We read widely in the classics, presupposing the gospel in the sense that we know what it is before we start reading, and we will recognize it when we come across it in a spiritual classic. We are guided by the gospel, so that we will immediately know when it is missing from what we are reading. We seek out the gospel, meaning that we read in such a way that can find the good news even when it is present in a fragmentary, disguised or distorted way. And we are jealous for the gospel, meaning that we cannot be satisfied by any disguised, distorted or otherwise deficient presentation of the gospel. If we are to go shopping in the spiritual classics with this kind of attitude of freedom and potential criticism, we had better be appropriately humble about how much we have to learn, but also appropriately bold about confessing that we know what an evangelical reading of the classics would look like (p. 160).

This humble-and-bold approach should characterize an evangelical reading not merely of Christian spiritual classics, but also our life as Christians more generally. We know what we know, but there is much that we don’t know and need to learn. Therefore we engage the Christian tradition—an the world more generally—in conversation, both listening and speaking, learning and teaching, so that the gospel may be experienced and lived out in ever-increasing measure.
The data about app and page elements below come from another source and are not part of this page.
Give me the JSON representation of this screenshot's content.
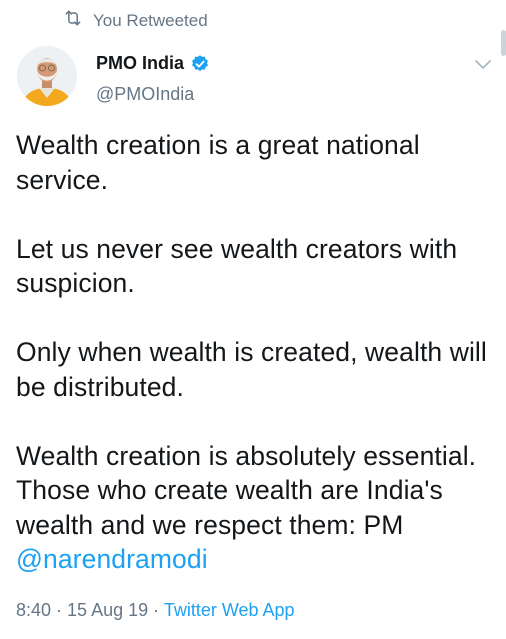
{
  "retweet": {
    "icon": "retweet-icon",
    "label": "You Retweeted"
  },
  "author": {
    "name": "PMO India",
    "handle": "@PMOIndia",
    "verified_icon": "verified-badge-icon",
    "avatar_icon": "avatar-portrait"
  },
  "menu": {
    "icon": "chevron-down-icon"
  },
  "tweet": {
    "text_main": "Wealth creation is a great national service.\n\nLet us never see wealth creators with suspicion.\n\nOnly when wealth is created, wealth will be distributed.\n\nWealth creation is absolutely essential. Those who create wealth are India's wealth and we respect them: PM ",
    "mention": "@narendramodi"
  },
  "meta": {
    "time": "8:40",
    "separator1": " · ",
    "date": "15 Aug 19",
    "separator2": " · ",
    "source": "Twitter Web App"
  },
  "colors": {
    "accent": "#1da1f2",
    "secondary_text": "#657786",
    "primary_text": "#14171a"
  }
}
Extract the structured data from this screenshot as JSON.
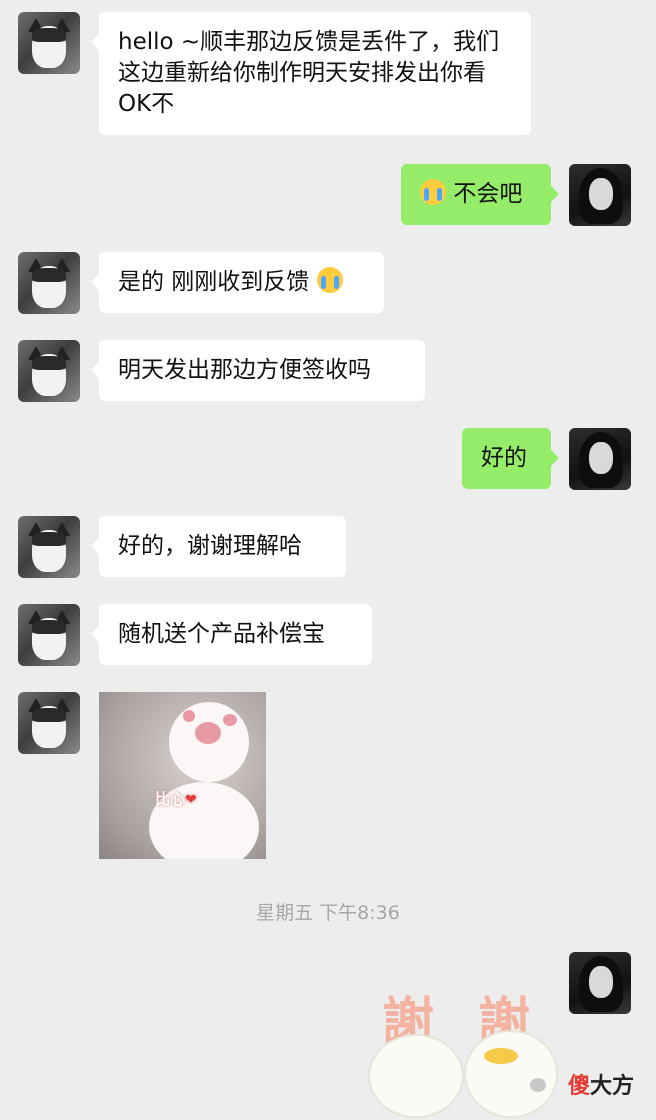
{
  "messages": [
    {
      "side": "left",
      "text": "hello ~顺丰那边反馈是丢件了，我们这边重新给你制作明天安排发出你看OK不"
    },
    {
      "side": "right",
      "text": "不会吧",
      "emoji": "crying-face"
    },
    {
      "side": "left",
      "text": "是的 刚刚收到反馈",
      "emoji": "crying-face"
    },
    {
      "side": "left",
      "text": "明天发出那边方便签收吗"
    },
    {
      "side": "right",
      "text": "好的"
    },
    {
      "side": "left",
      "text": "好的，谢谢理解哈"
    },
    {
      "side": "left",
      "text": "随机送个产品补偿宝"
    }
  ],
  "sticker": {
    "caption": "比心",
    "heart": "❤"
  },
  "timestamp": "星期五 下午8:36",
  "thanks_sticker": {
    "char1": "謝",
    "char2": "謝"
  },
  "watermark": {
    "brand_red": "傻",
    "brand_rest": "大方"
  },
  "colors": {
    "background": "#ededed",
    "incoming_bubble": "#ffffff",
    "outgoing_bubble": "#95ec69",
    "timestamp": "#a6a6a6"
  }
}
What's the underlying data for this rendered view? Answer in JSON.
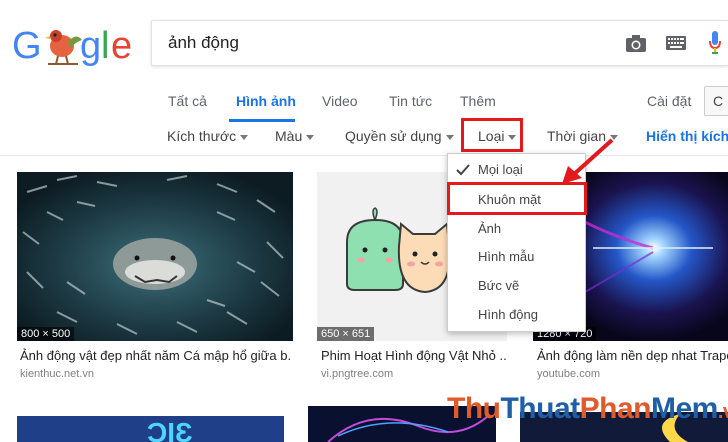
{
  "search": {
    "query": "ảnh động"
  },
  "tabs": [
    {
      "label": "Tất cả"
    },
    {
      "label": "Hình ảnh",
      "active": true
    },
    {
      "label": "Video"
    },
    {
      "label": "Tin tức"
    },
    {
      "label": "Thêm"
    }
  ],
  "header": {
    "settings": "Cài đặt",
    "tools": "C"
  },
  "filters": [
    {
      "label": "Kích thước"
    },
    {
      "label": "Màu"
    },
    {
      "label": "Quyền sử dụng"
    },
    {
      "label": "Loại"
    },
    {
      "label": "Thời gian"
    }
  ],
  "show_sizes": "Hiển thị kích",
  "dropdown": {
    "items": [
      {
        "label": "Mọi loại",
        "checked": true
      },
      {
        "label": "Khuôn mặt",
        "highlighted": true
      },
      {
        "label": "Ảnh"
      },
      {
        "label": "Hình mẫu"
      },
      {
        "label": "Bức vẽ"
      },
      {
        "label": "Hình động"
      }
    ]
  },
  "results": [
    {
      "dims": "800 × 500",
      "caption": "Ảnh động vật đẹp nhất năm Cá mập hổ giữa b...",
      "source": "kienthuc.net.vn"
    },
    {
      "dims": "650 × 651",
      "caption": "Phim Hoạt Hình động Vật Nhỏ ...",
      "source": "vi.pngtree.com"
    },
    {
      "dims": "1280 × 720",
      "caption": "Ảnh động làm nền dẹp nhat Trapco",
      "source": "youtube.com"
    }
  ],
  "watermark": {
    "part1": "Thu",
    "part2": "Thuat",
    "part3": "Phan",
    "part4": "Mem",
    "part5": ".vn"
  },
  "colors": {
    "accent": "#1a73e8",
    "highlight_red": "#e3191c"
  }
}
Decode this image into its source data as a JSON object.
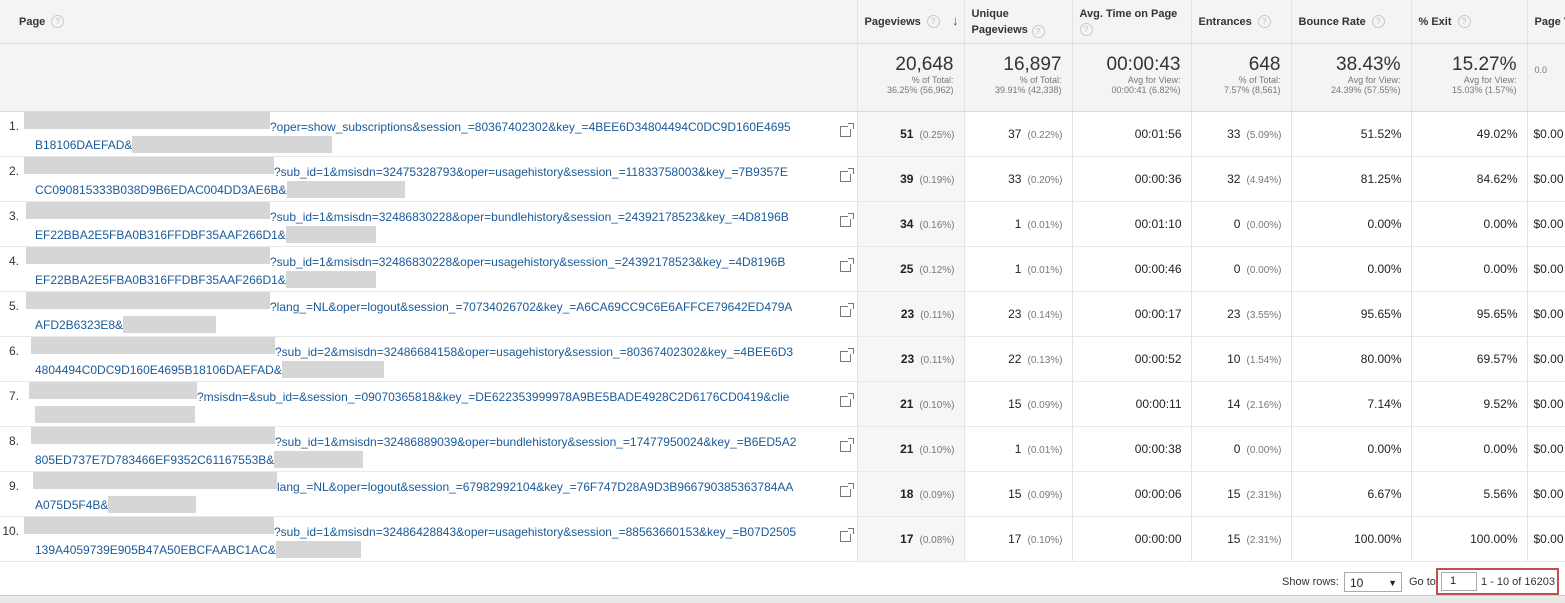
{
  "columns": [
    {
      "key": "page",
      "label": "Page"
    },
    {
      "key": "pageviews",
      "label": "Pageviews",
      "sort": "↓"
    },
    {
      "key": "unique",
      "label": "Unique Pageviews"
    },
    {
      "key": "avgtime",
      "label": "Avg. Time on Page"
    },
    {
      "key": "entrances",
      "label": "Entrances"
    },
    {
      "key": "bounce",
      "label": "Bounce Rate"
    },
    {
      "key": "exit",
      "label": "% Exit"
    },
    {
      "key": "pagevalue",
      "label": "Page V"
    }
  ],
  "totals": {
    "pageviews": {
      "value": "20,648",
      "sub1": "% of Total:",
      "sub2": "36.25% (56,962)"
    },
    "unique": {
      "value": "16,897",
      "sub1": "% of Total:",
      "sub2": "39.91% (42,338)"
    },
    "avgtime": {
      "value": "00:00:43",
      "sub1": "Avg for View:",
      "sub2": "00:00:41 (6.82%)"
    },
    "entrances": {
      "value": "648",
      "sub1": "% of Total:",
      "sub2": "7.57% (8,561)"
    },
    "bounce": {
      "value": "38.43%",
      "sub1": "Avg for View:",
      "sub2": "24.39% (57.55%)"
    },
    "exit": {
      "value": "15.27%",
      "sub1": "Avg for View:",
      "sub2": "15.03% (1.57%)"
    },
    "pagevalue": {
      "value": "",
      "sub1": "",
      "sub2": "0.0"
    }
  },
  "rows": [
    {
      "num": "1.",
      "line1": "?oper=show_subscriptions&session_=80367402302&key_=4BEE6D34804494C0DC9D160E4695",
      "line2": "B18106DAEFAD&",
      "pv": "51",
      "pvp": "(0.25%)",
      "up": "37",
      "upp": "(0.22%)",
      "time": "00:01:56",
      "ent": "33",
      "entp": "(5.09%)",
      "bounce": "51.52%",
      "exit": "49.02%",
      "value": "$0.00"
    },
    {
      "num": "2.",
      "line1": "?sub_id=1&msisdn=32475328793&oper=usagehistory&session_=11833758003&key_=7B9357E",
      "line2": "CC090815333B038D9B6EDAC004DD3AE6B&",
      "pv": "39",
      "pvp": "(0.19%)",
      "up": "33",
      "upp": "(0.20%)",
      "time": "00:00:36",
      "ent": "32",
      "entp": "(4.94%)",
      "bounce": "81.25%",
      "exit": "84.62%",
      "value": "$0.00"
    },
    {
      "num": "3.",
      "line1": "?sub_id=1&msisdn=32486830228&oper=bundlehistory&session_=24392178523&key_=4D8196B",
      "line2": "EF22BBA2E5FBA0B316FFDBF35AAF266D1&",
      "pv": "34",
      "pvp": "(0.16%)",
      "up": "1",
      "upp": "(0.01%)",
      "time": "00:01:10",
      "ent": "0",
      "entp": "(0.00%)",
      "bounce": "0.00%",
      "exit": "0.00%",
      "value": "$0.00"
    },
    {
      "num": "4.",
      "line1": "?sub_id=1&msisdn=32486830228&oper=usagehistory&session_=24392178523&key_=4D8196B",
      "line2": "EF22BBA2E5FBA0B316FFDBF35AAF266D1&",
      "pv": "25",
      "pvp": "(0.12%)",
      "up": "1",
      "upp": "(0.01%)",
      "time": "00:00:46",
      "ent": "0",
      "entp": "(0.00%)",
      "bounce": "0.00%",
      "exit": "0.00%",
      "value": "$0.00"
    },
    {
      "num": "5.",
      "line1": "?lang_=NL&oper=logout&session_=70734026702&key_=A6CA69CC9C6E6AFFCE79642ED479A",
      "line2": "AFD2B6323E8&",
      "pv": "23",
      "pvp": "(0.11%)",
      "up": "23",
      "upp": "(0.14%)",
      "time": "00:00:17",
      "ent": "23",
      "entp": "(3.55%)",
      "bounce": "95.65%",
      "exit": "95.65%",
      "value": "$0.00"
    },
    {
      "num": "6.",
      "line1": "?sub_id=2&msisdn=32486684158&oper=usagehistory&session_=80367402302&key_=4BEE6D3",
      "line2": "4804494C0DC9D160E4695B18106DAEFAD&",
      "pv": "23",
      "pvp": "(0.11%)",
      "up": "22",
      "upp": "(0.13%)",
      "time": "00:00:52",
      "ent": "10",
      "entp": "(1.54%)",
      "bounce": "80.00%",
      "exit": "69.57%",
      "value": "$0.00"
    },
    {
      "num": "7.",
      "line1": "?msisdn=&sub_id=&session_=09070365818&key_=DE622353999978A9BE5BADE4928C2D6176CD0419&clie",
      "line2": "",
      "pv": "21",
      "pvp": "(0.10%)",
      "up": "15",
      "upp": "(0.09%)",
      "time": "00:00:11",
      "ent": "14",
      "entp": "(2.16%)",
      "bounce": "7.14%",
      "exit": "9.52%",
      "value": "$0.00"
    },
    {
      "num": "8.",
      "line1": "?sub_id=1&msisdn=32486889039&oper=bundlehistory&session_=17477950024&key_=B6ED5A2",
      "line2": "805ED737E7D783466EF9352C61167553B&",
      "pv": "21",
      "pvp": "(0.10%)",
      "up": "1",
      "upp": "(0.01%)",
      "time": "00:00:38",
      "ent": "0",
      "entp": "(0.00%)",
      "bounce": "0.00%",
      "exit": "0.00%",
      "value": "$0.00"
    },
    {
      "num": "9.",
      "line1": "lang_=NL&oper=logout&session_=67982992104&key_=76F747D28A9D3B966790385363784AA",
      "line2": "A075D5F4B&",
      "pv": "18",
      "pvp": "(0.09%)",
      "up": "15",
      "upp": "(0.09%)",
      "time": "00:00:06",
      "ent": "15",
      "entp": "(2.31%)",
      "bounce": "6.67%",
      "exit": "5.56%",
      "value": "$0.00"
    },
    {
      "num": "10.",
      "line1": "?sub_id=1&msisdn=32486428843&oper=usagehistory&session_=88563660153&key_=B07D2505",
      "line2": "139A4059739E905B47A50EBCFAABC1AC&",
      "pv": "17",
      "pvp": "(0.08%)",
      "up": "17",
      "upp": "(0.10%)",
      "time": "00:00:00",
      "ent": "15",
      "entp": "(2.31%)",
      "bounce": "100.00%",
      "exit": "100.00%",
      "value": "$0.00"
    }
  ],
  "footer": {
    "show_rows_label": "Show rows:",
    "rows_value": "10",
    "goto_label": "Go to",
    "goto_value": "1",
    "range": "1 - 10 of 16203"
  },
  "icons": {
    "help": "help-icon",
    "sort": "sort-desc-icon",
    "external": "external-link-icon"
  }
}
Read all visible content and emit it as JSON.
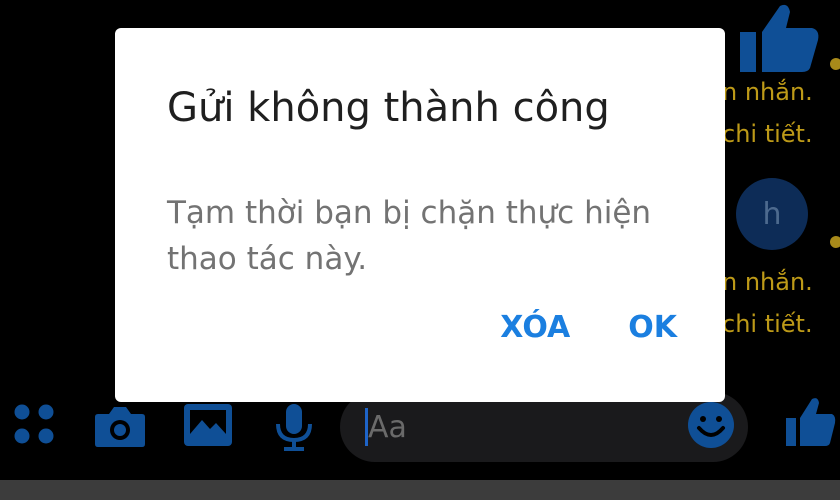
{
  "dialog": {
    "title": "Gửi không thành công",
    "message": "Tạm thời bạn bị chặn thực hiện thao tác này.",
    "buttons": {
      "delete_label": "XÓA",
      "ok_label": "OK"
    }
  },
  "background_chat": {
    "avatar_letter": "h",
    "snippets": [
      "n nhắn.",
      "chi tiết.",
      "n nhắn.",
      "chi tiết."
    ]
  },
  "composer": {
    "placeholder": "Aa",
    "icons": [
      "menu-grid-icon",
      "camera-icon",
      "image-icon",
      "microphone-icon",
      "emoji-icon",
      "thumbs-up-icon"
    ]
  },
  "colors": {
    "accent_blue": "#1b7fe0",
    "dim_icon_blue": "#0f4f96",
    "snippet_gold": "#bd9a18",
    "dialog_bg": "#ffffff",
    "screen_bg": "#000000"
  }
}
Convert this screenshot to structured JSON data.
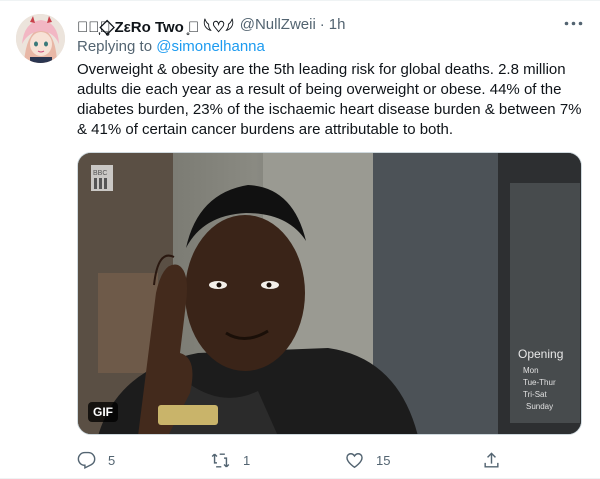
{
  "tweet": {
    "display_name": "⸙͎۪۫ ̥⃟ZεRo Two ̥⃟ 𓆩♡𓆪",
    "handle": "@NullZweii",
    "separator": "·",
    "time": "1h",
    "replying_prefix": "Replying to ",
    "replying_to": "@simonelhanna",
    "text": "Overweight & obesity are the 5th leading risk for global deaths. 2.8 million adults die each year as a result of being overweight or obese. 44% of the diabetes burden, 23% of the ischaemic heart disease burden & between 7% & 41% of certain cancer burdens are attributable to both.",
    "media": {
      "badge": "GIF",
      "sign_text": "Opening",
      "sign_lines": [
        "Mon",
        "Tue-Thur",
        "Tri-Sat",
        "Sunday"
      ],
      "icon": "bbc-three-logo"
    },
    "actions": {
      "reply_count": "5",
      "retweet_count": "1",
      "like_count": "15"
    }
  },
  "colors": {
    "accent": "#1d9bf0",
    "secondary_text": "#536471",
    "primary_text": "#0f1419"
  }
}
Given the anti-historical stance of many of my fellow Pentecostals, who sometimes give the impression that the Spirit jumped over the centuries from the Day of Pentecost directly to Azusa Street, this humble boldness is a necessary lesson, even if hard to admit. But it must be learned if we are to affirm the truth of Scripture itself: “[the Father] will give you another advocate to help you and be with you forever—the Spirit of truth (John 14:16–17). As Pentecostals, to deny that we can learn from Christian spiritual classics is tantamount to denying that God kept his promise.

I thoroughly enjoyed and highly recommend Reading the Spiritual Classics: A Guide for Evangelicals. In addition to 14 topical essays, it includes an extensive list of suggested readings, both primary readings of spiritual classics and secondary readings about them. My only complaint is that the two-page subject and author index is too short and woefully incomplete.

P.S. If you found my review helpful, please vote “Yes” on my Amazon.com review page.